Appellee nightclub patron, Tressie O’Brien, was approached by appellant nightclub owner, Konstantinos Venetoulias, who asked her to join him and some friends at the bar. Appellee accepted a drink only after nightclub owner assured her that a friend or a cab would take her home. After drinking until the nightclub closed, nightclub owner took appellee to her car and appellee later was involved in a car accident which resulted in injuries. Appellee filed suit under the Texas Dram Shop Act. Appellants, nightclub and the owner, were deemed to be one-third negligent and the trial court awarded appellee actual and punitive damages. Appellants challenged the decision, complaining of the sufficiency of the evidence to support the trial court's findings.
Under the circumstances, could the appellants be held liable under the Texas Dram Shop Act?

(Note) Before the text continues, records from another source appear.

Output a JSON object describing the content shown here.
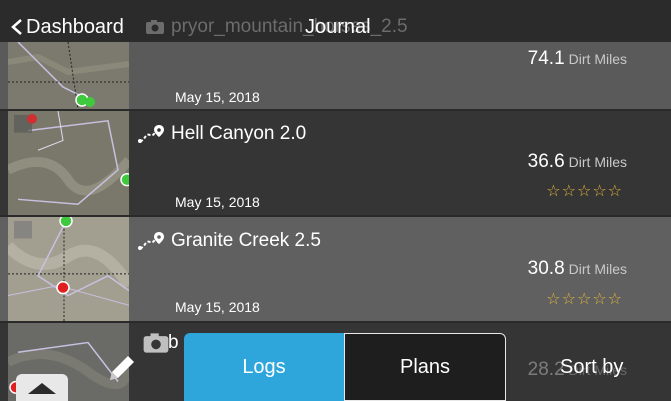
{
  "header": {
    "back_label": "Dashboard",
    "title": "Journal",
    "ghost_name": "pryor_mountain_horses_2.5"
  },
  "entries": [
    {
      "name": "",
      "date": "May 15, 2018",
      "distance": "74.1",
      "unit": "Dirt Miles",
      "stars": ""
    },
    {
      "name": "Hell Canyon 2.0",
      "date": "May 15, 2018",
      "distance": "36.6",
      "unit": "Dirt Miles",
      "stars": "☆☆☆☆☆"
    },
    {
      "name": "Granite Creek 2.5",
      "date": "May 15, 2018",
      "distance": "30.8",
      "unit": "Dirt Miles",
      "stars": "☆☆☆☆☆"
    },
    {
      "name": "b",
      "date": "",
      "distance": "28.2",
      "unit": "Dirt Miles",
      "stars": ""
    }
  ],
  "tabs": {
    "logs": "Logs",
    "plans": "Plans"
  },
  "sort_label": "Sort by",
  "colors": {
    "accent": "#2ea6dc",
    "star": "#e3b53b"
  },
  "icons": [
    "chevron-left-icon",
    "camera-icon",
    "route-icon",
    "pencil-icon",
    "expand-up-icon"
  ]
}
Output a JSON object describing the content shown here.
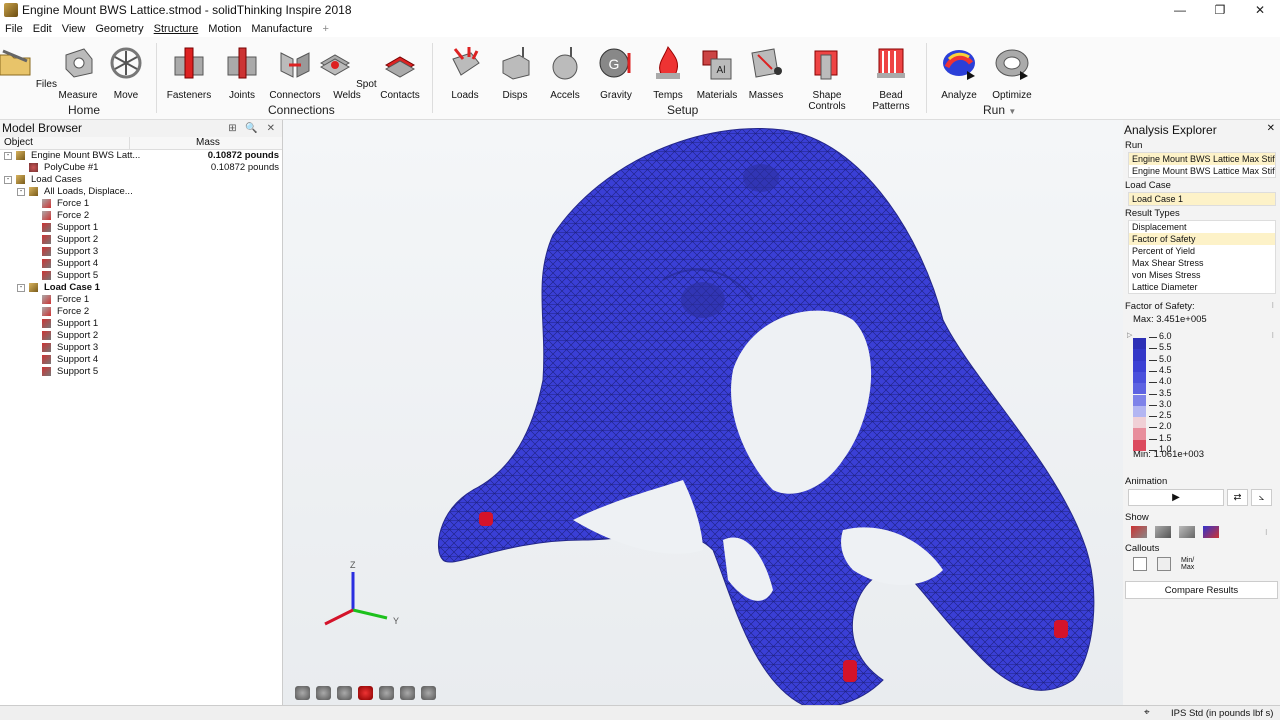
{
  "window": {
    "title": "Engine Mount BWS Lattice.stmod - solidThinking Inspire 2018",
    "controls": [
      "—",
      "❐",
      "✕"
    ]
  },
  "menu": {
    "items": [
      "File",
      "Edit",
      "View",
      "Geometry",
      "Structure",
      "Motion",
      "Manufacture"
    ],
    "active": "Structure",
    "add": "+"
  },
  "ribbon": {
    "buttons": {
      "files": "Files",
      "measure": "Measure",
      "move": "Move",
      "fasteners": "Fasteners",
      "joints": "Joints",
      "connectors": "Connectors",
      "spotwelds": "Spot Welds",
      "contacts": "Contacts",
      "loads": "Loads",
      "disps": "Disps",
      "accels": "Accels",
      "gravity": "Gravity",
      "temps": "Temps",
      "materials": "Materials",
      "masses": "Masses",
      "shapecontrols": "Shape Controls",
      "beadpatterns": "Bead Patterns",
      "analyze": "Analyze",
      "optimize": "Optimize"
    },
    "groups": {
      "home": "Home",
      "connections": "Connections",
      "setup": "Setup",
      "run": "Run"
    },
    "run_arrow": "▼"
  },
  "model_browser": {
    "title": "Model Browser",
    "tools": "⊞ 🔍 ✕",
    "col_object": "Object",
    "col_mass": "Mass",
    "rows": [
      {
        "label": "Engine Mount BWS Latt...",
        "mass": "0.10872 pounds",
        "level": 0,
        "bold_mass": true,
        "tog": "-"
      },
      {
        "label": "PolyCube #1",
        "mass": "0.10872 pounds",
        "level": 1
      },
      {
        "label": "Load Cases",
        "mass": "",
        "level": 0,
        "tog": "-"
      },
      {
        "label": "All Loads, Displace...",
        "mass": "",
        "level": 1,
        "tog": "-"
      },
      {
        "label": "Force 1",
        "mass": "",
        "level": 2
      },
      {
        "label": "Force 2",
        "mass": "",
        "level": 2
      },
      {
        "label": "Support 1",
        "mass": "",
        "level": 2
      },
      {
        "label": "Support 2",
        "mass": "",
        "level": 2
      },
      {
        "label": "Support 3",
        "mass": "",
        "level": 2
      },
      {
        "label": "Support 4",
        "mass": "",
        "level": 2
      },
      {
        "label": "Support 5",
        "mass": "",
        "level": 2
      },
      {
        "label": "Load Case 1",
        "mass": "",
        "level": 1,
        "tog": "-",
        "bold": true
      },
      {
        "label": "Force 1",
        "mass": "",
        "level": 2
      },
      {
        "label": "Force 2",
        "mass": "",
        "level": 2
      },
      {
        "label": "Support 1",
        "mass": "",
        "level": 2
      },
      {
        "label": "Support 2",
        "mass": "",
        "level": 2
      },
      {
        "label": "Support 3",
        "mass": "",
        "level": 2
      },
      {
        "label": "Support 4",
        "mass": "",
        "level": 2
      },
      {
        "label": "Support 5",
        "mass": "",
        "level": 2
      }
    ]
  },
  "viewport": {
    "axis_z": "Z",
    "axis_y": "Y",
    "model_color": "#3a3fd6",
    "support_color": "#d4132a"
  },
  "analysis_explorer": {
    "title": "Analysis Explorer",
    "close": "✕",
    "run_label": "Run",
    "runs": [
      "Engine Mount BWS Lattice Max Stif...",
      "Engine Mount BWS Lattice Max Stif..."
    ],
    "load_case_label": "Load Case",
    "load_case": "Load Case 1",
    "result_types_label": "Result Types",
    "result_types": [
      "Displacement",
      "Factor of Safety",
      "Percent of Yield",
      "Max Shear Stress",
      "von Mises Stress",
      "Lattice Diameter"
    ],
    "selected_result": "Factor of Safety",
    "fos_label": "Factor of Safety:",
    "max": "Max:  3.451e+005",
    "min": "Min:  1.061e+003",
    "legend_values": [
      "6.0",
      "5.5",
      "5.0",
      "4.5",
      "4.0",
      "3.5",
      "3.0",
      "2.5",
      "2.0",
      "1.5",
      "1.0"
    ],
    "legend_colors": [
      "#2c2fb6",
      "#3337c8",
      "#3b40d4",
      "#4a50dc",
      "#5d63e2",
      "#7e83e9",
      "#b3b6f2",
      "#f0d0d6",
      "#e88e9c",
      "#dc4a5e",
      "#cc1428"
    ],
    "animation_label": "Animation",
    "play": "▶",
    "show_label": "Show",
    "callouts_label": "Callouts",
    "minmax": "Min/\nMax",
    "compare": "Compare Results"
  },
  "status": {
    "units": "IPS Std (in pounds lbf s)"
  }
}
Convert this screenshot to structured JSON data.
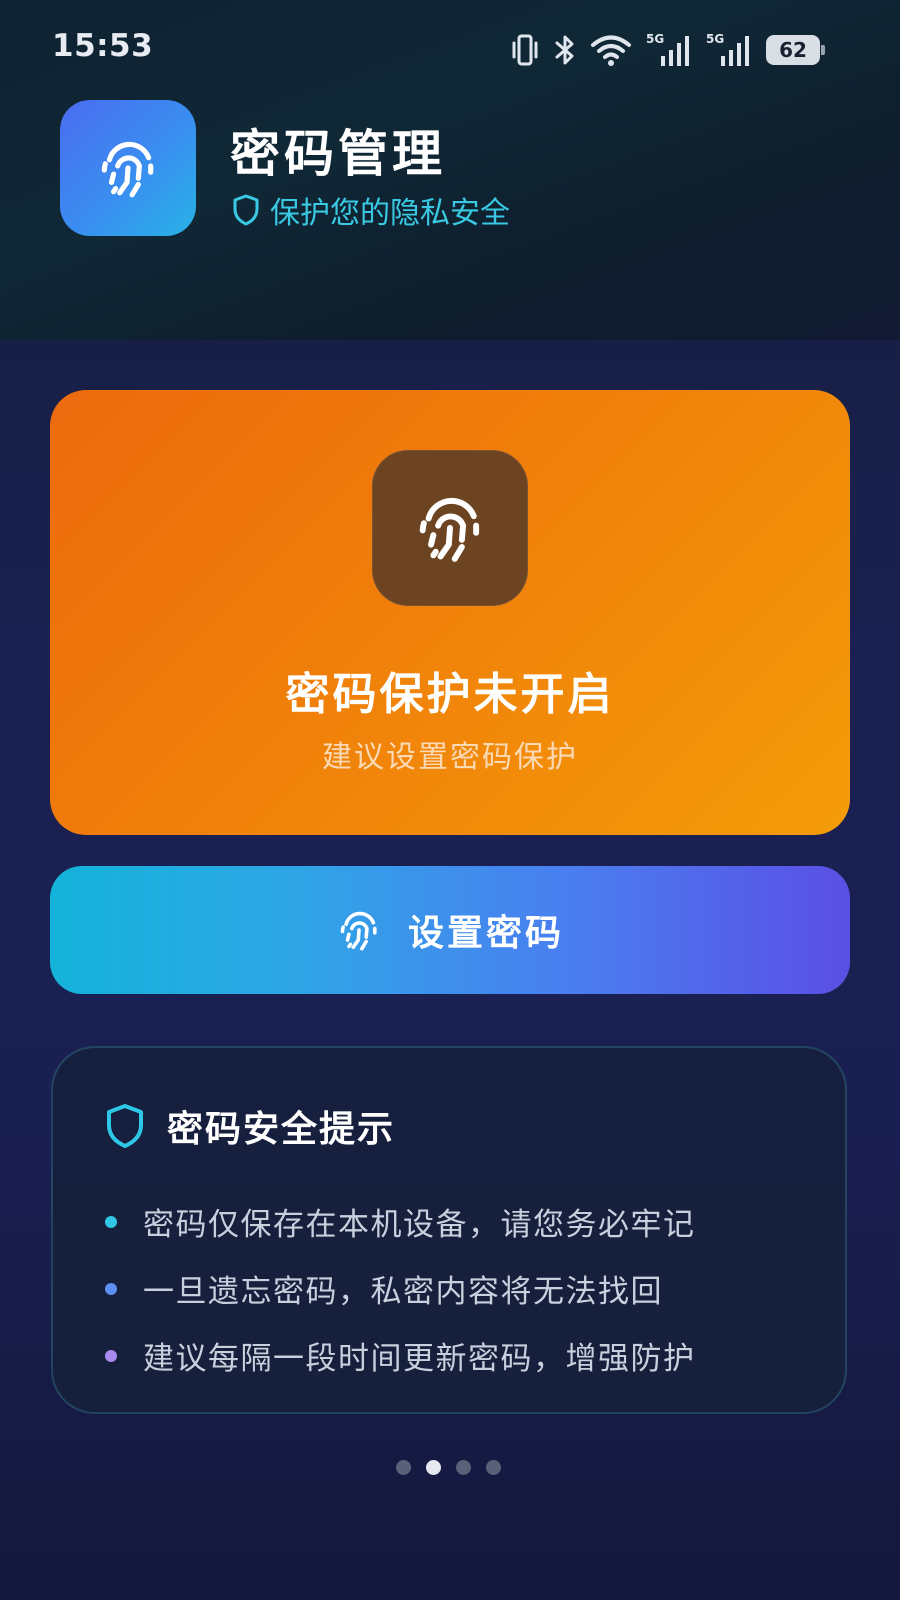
{
  "status_bar": {
    "time": "15:53",
    "network_1": "5G",
    "network_2": "5G",
    "battery": "62",
    "icons": [
      "vibrate-icon",
      "bluetooth-icon",
      "wifi-icon",
      "signal-icon",
      "signal-icon",
      "battery-icon"
    ]
  },
  "header": {
    "title": "密码管理",
    "subtitle": "保护您的隐私安全",
    "logo_icon": "fingerprint-icon",
    "subtitle_icon": "shield-icon"
  },
  "status_card": {
    "icon": "fingerprint-icon",
    "title": "密码保护未开启",
    "subtitle": "建议设置密码保护",
    "colors": {
      "from": "#ec6a0e",
      "to": "#f49c08"
    }
  },
  "set_password_button": {
    "icon": "fingerprint-icon",
    "label": "设置密码"
  },
  "tips": {
    "icon": "shield-icon",
    "title": "密码安全提示",
    "items": [
      {
        "text": "密码仅保存在本机设备，请您务必牢记",
        "dot_color": "#2ec7e6"
      },
      {
        "text": "一旦遗忘密码，私密内容将无法找回",
        "dot_color": "#5b8ff0"
      },
      {
        "text": "建议每隔一段时间更新密码，增强防护",
        "dot_color": "#a98af0"
      }
    ]
  },
  "pagination": {
    "count": 4,
    "active_index": 1
  }
}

The court affirmed holding that a tavern owner could be sued for injuries resulting from an individual voluntarily becoming intoxicated. Appellee's resultant injuries were foreseeable to nightclub owner when he took appellee to her car, thus he violated his duty under the Dram Shop Act. According to the court, the risk and likelihood of injury from serving alcohol to an intoxicated person whom the licensee knew will probably drive a car was as readily foreseen as injury resulting from setting loose a live rattlesnake in a shopping mall.